In late October, the ALC welcomed Megan Browning from the Agrarian Trust/VT Agrarian Commons for a discussion about the commons with our Community of Practice. In just a little over an hour, we learned about the overarching vision and then dug into the legal details. After lots of questions and discussion, it’s clear that this movement is on its way towards very concrete impact in the United States.
Megan is working with Corie Pierce and Brandon Bless of Bread and Butter Farm (BBF), as well as additional board members, to establish the Vermont Agrarian Commons through the acquisition of land. BBF is a collaborative working landscape that actively honors its land, animals, community members, soil, plants and history. The original parcel of land farmed by BBF was around 140 acres of extremely depleted land. In 2018, BBF entered into a three year lease for eventual ownership of 375 acres of land that would have otherwise sold to developers. The negotiation involved significant contributions by the Vermont Land Trust, town of South Burlington, town of Shelburne, and Dirt Capital Partners, as well as the Vermont Housing and Conservation Board, and the Natural Resources Conservation Service. Currently, BBF manages over 600 acres of land through ownership and lease, which is the land to become the Agrarian Commons with the support of the partners named above, local community members and, Agrarian Trust.
Corie wrote a piece about this experience that you can read here, but here’s a preview to help you understand what this means to Corie and others at BBF.
“We absolutely love this model because it does so many things!!
- Most importantly, it helps to guarantee a high standard of managing land forever by excellent farmers.

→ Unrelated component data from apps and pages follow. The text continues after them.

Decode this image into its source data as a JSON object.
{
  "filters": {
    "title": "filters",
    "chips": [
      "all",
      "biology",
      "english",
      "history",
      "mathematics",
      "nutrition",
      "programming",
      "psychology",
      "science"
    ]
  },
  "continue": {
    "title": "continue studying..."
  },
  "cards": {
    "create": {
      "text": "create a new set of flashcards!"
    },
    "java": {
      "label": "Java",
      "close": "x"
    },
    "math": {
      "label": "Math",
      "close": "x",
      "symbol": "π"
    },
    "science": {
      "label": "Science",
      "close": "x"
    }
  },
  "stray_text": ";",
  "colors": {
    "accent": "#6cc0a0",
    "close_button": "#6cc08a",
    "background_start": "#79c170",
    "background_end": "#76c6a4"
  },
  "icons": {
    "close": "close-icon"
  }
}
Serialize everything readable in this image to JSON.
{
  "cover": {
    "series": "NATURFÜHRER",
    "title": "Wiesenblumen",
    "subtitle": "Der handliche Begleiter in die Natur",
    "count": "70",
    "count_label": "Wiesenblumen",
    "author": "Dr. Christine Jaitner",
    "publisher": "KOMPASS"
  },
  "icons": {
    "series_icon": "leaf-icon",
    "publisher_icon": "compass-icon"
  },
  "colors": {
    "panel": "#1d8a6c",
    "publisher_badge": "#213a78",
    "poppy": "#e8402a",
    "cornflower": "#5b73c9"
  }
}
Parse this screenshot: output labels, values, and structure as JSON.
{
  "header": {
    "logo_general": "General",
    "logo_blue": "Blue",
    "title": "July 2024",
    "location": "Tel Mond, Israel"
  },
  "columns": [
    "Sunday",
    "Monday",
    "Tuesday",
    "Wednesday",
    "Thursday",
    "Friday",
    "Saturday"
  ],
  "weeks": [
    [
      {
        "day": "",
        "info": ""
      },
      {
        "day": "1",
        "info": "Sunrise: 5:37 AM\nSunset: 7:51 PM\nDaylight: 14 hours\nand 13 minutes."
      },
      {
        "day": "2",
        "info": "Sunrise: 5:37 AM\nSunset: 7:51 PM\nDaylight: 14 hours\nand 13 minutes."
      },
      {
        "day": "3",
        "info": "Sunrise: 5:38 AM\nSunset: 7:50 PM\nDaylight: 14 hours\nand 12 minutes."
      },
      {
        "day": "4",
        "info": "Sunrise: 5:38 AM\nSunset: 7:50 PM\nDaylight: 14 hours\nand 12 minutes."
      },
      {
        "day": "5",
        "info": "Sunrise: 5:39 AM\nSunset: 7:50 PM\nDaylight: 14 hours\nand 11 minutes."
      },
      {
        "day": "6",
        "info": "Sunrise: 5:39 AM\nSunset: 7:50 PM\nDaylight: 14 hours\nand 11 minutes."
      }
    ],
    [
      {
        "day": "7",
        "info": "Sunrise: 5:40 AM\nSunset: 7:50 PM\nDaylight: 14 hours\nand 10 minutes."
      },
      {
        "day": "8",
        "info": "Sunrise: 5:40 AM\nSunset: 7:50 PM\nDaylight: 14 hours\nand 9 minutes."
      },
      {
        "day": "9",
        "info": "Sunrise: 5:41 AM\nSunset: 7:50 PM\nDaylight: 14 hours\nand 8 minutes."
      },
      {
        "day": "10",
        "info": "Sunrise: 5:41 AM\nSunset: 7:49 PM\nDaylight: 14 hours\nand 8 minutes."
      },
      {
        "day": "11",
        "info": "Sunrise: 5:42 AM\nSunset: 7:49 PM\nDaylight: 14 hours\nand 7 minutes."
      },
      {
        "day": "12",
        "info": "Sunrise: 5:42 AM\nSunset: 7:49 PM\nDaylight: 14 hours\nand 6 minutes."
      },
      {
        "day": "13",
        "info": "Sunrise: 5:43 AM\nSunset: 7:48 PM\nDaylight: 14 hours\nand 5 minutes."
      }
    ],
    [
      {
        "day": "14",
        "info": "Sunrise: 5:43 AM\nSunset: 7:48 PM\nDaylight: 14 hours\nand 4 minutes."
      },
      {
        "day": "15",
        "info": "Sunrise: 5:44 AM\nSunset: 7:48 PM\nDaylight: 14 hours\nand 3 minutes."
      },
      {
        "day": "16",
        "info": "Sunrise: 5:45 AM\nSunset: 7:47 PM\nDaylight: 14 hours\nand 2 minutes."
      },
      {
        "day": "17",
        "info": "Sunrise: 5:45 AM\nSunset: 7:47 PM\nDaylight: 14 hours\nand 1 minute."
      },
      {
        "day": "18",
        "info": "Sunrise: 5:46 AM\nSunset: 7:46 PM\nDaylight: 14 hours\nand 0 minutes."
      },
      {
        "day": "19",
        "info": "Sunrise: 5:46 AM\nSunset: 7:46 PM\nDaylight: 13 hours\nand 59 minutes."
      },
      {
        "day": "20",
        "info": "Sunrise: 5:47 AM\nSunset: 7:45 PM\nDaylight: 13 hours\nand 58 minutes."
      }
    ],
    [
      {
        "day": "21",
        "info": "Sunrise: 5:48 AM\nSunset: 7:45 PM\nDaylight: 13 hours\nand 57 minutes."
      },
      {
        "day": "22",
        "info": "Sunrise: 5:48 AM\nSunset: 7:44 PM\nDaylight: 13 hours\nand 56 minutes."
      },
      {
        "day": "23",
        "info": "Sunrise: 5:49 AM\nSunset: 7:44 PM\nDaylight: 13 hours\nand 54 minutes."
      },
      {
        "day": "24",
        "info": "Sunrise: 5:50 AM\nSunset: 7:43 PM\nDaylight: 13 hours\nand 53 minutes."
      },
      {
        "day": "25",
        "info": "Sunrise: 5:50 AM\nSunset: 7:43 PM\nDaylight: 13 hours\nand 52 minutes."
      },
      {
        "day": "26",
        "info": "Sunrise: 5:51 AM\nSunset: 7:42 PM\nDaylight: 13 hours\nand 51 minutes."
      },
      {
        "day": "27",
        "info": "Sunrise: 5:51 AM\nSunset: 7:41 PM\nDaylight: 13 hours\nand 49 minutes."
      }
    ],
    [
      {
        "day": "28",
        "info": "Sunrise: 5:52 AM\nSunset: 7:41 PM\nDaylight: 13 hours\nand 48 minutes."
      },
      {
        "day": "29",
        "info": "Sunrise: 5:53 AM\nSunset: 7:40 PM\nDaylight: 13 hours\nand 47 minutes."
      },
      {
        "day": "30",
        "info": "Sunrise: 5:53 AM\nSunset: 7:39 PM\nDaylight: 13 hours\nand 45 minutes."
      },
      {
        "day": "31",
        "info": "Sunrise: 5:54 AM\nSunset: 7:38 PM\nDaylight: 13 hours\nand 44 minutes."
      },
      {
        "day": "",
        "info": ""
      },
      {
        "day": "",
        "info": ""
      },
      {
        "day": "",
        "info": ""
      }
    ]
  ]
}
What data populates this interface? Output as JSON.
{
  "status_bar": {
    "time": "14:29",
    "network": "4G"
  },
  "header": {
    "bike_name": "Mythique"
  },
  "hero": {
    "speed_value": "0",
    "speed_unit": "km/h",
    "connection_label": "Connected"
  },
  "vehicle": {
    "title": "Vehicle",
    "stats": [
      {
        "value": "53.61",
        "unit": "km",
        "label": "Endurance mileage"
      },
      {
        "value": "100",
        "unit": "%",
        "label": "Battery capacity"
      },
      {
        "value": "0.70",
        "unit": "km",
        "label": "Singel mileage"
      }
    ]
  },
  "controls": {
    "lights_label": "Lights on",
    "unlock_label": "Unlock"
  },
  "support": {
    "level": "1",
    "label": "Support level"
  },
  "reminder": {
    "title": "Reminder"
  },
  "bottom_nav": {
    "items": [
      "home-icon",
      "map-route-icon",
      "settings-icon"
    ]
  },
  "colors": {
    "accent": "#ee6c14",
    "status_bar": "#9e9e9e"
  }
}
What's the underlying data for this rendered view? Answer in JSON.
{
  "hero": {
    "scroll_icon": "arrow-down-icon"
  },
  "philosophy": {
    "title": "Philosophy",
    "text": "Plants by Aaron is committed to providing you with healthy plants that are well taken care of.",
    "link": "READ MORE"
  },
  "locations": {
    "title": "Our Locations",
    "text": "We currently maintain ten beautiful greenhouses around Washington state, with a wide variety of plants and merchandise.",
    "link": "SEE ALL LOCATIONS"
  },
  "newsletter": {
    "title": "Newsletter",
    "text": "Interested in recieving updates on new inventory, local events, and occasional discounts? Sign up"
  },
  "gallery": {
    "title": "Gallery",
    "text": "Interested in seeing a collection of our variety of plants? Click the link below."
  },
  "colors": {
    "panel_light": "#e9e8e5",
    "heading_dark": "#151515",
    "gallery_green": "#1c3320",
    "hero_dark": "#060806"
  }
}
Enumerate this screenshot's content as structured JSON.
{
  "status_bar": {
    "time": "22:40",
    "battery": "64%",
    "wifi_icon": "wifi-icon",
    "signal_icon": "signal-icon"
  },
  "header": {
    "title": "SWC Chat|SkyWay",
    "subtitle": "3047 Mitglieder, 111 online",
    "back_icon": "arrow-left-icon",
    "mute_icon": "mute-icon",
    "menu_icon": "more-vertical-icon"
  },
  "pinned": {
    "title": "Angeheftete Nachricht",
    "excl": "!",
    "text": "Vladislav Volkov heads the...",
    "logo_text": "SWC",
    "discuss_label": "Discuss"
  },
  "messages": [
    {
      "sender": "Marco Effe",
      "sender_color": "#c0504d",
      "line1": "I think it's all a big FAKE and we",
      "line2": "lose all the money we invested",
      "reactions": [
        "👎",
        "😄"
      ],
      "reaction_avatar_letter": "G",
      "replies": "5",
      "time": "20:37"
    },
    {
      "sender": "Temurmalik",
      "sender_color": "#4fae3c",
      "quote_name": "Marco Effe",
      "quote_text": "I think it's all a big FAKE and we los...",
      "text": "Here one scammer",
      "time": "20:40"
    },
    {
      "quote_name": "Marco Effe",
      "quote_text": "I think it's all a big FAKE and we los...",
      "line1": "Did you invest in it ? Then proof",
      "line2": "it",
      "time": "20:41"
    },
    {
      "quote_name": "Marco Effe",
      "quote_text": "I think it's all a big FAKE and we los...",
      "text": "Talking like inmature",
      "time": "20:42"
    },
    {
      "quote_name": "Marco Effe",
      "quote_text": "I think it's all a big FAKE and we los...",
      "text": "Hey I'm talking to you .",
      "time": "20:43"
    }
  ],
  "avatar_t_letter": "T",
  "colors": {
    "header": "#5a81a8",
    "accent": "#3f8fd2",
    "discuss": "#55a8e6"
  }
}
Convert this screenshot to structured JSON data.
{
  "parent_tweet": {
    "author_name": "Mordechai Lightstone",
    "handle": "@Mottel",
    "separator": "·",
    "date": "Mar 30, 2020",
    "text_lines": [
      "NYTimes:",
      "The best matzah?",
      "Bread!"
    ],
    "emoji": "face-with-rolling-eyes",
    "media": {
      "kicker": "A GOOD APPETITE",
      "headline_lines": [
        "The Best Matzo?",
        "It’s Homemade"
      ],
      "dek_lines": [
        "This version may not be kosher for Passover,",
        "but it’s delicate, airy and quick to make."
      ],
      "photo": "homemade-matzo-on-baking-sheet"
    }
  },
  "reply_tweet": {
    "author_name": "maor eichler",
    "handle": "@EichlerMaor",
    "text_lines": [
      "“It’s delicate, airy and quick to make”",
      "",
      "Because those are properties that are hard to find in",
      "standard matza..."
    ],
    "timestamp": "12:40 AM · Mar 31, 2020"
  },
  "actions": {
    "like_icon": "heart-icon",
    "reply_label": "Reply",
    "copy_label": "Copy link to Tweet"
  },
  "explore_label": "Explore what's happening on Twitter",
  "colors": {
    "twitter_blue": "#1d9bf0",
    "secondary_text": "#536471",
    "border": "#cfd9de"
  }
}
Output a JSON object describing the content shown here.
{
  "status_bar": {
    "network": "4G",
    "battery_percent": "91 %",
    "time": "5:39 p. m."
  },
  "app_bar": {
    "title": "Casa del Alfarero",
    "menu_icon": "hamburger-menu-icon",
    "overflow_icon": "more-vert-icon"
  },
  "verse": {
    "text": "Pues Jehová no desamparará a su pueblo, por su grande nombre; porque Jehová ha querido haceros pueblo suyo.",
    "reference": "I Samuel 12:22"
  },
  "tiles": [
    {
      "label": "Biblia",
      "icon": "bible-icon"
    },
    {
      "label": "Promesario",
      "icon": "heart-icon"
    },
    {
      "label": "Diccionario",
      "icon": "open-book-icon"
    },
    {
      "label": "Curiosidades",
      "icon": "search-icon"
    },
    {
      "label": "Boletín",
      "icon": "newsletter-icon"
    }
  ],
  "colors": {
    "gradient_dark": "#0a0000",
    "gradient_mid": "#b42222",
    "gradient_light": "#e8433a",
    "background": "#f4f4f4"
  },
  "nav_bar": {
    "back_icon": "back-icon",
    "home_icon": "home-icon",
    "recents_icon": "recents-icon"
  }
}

- It means that this land WILL be farmed forever! It can never be a gentleman farm that is just mowed each year and owned by an individual who chooses to work elsewhere and not farm but have the luxury of their own 500 acres for themselves.
- Bread & Butter Farm is relieved of our mortgages and allows us to make investments in the farm business for the future for the people who work here and for the needed infrastructure.
- We commit this land to a commons model where there will be 17 miles of beautiful trails that weave through the 500 acres for the community to enjoy (think Shelburne Farm walking trails in the southeast quadrant of South Burlington!), and…
- This will become a model for future farms in Vermont and for the country, which is EXACTLY what we need!! More viable models so that more amazing land steward/farmers are incentivized to farm and are ABLE to farm so that we can provide nourishing food for our community and simultaneously building soil and health of the land. And many more amazing reasons.”